Ben-Tor, of the Hebrew University of Jerusalem, now believes there may be two archives. Two of the tablets date from the Middle Bronze Age (2000-1600 B.C.) and the other two from the Late Bronze Age (1600-1200 B.C.). He believes it is unlikely that a single archive would have been used for such a long time. Furthermore, there are indications that the architectural remains being exposed are not of one palace, as he had believed, but of two, one Middle Bronze Age and the other Late Bronze Age.

While numerous royal archives have been found in ancient Mesopotamia and Egypt, no such discovery has been made in Israel. Particularly intriguing would be a Late Bronze Age archive dealing with events from the period of the initial Israelite settlement in Canaan, ca. 1200 B.C. The Book of Joshua (11:1-11) records the Israelites' victory over the Canaanite city-state of Hazor, which is described as "head of all those kingdoms," culminating in its destruction by fire. The last Canaanite palace at the site is buried in a thick layer of ash.

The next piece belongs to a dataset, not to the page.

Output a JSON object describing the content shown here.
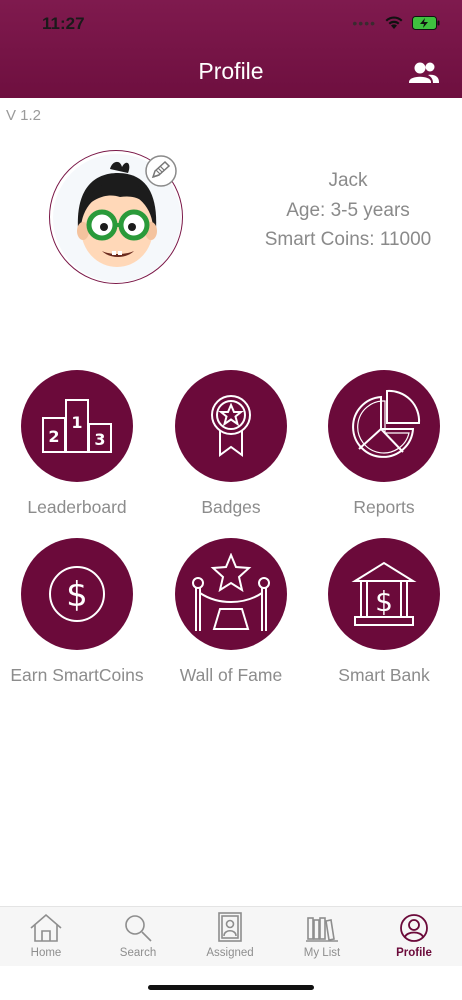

Also found was a one-foot-tall bronze figure of a male Canaanite deity holding up a hand in a gesture of blessing. Other finds included bull statuettes, a sword, scale armor, and a battle-ax.

© 1996 by the Archaeological Institute of America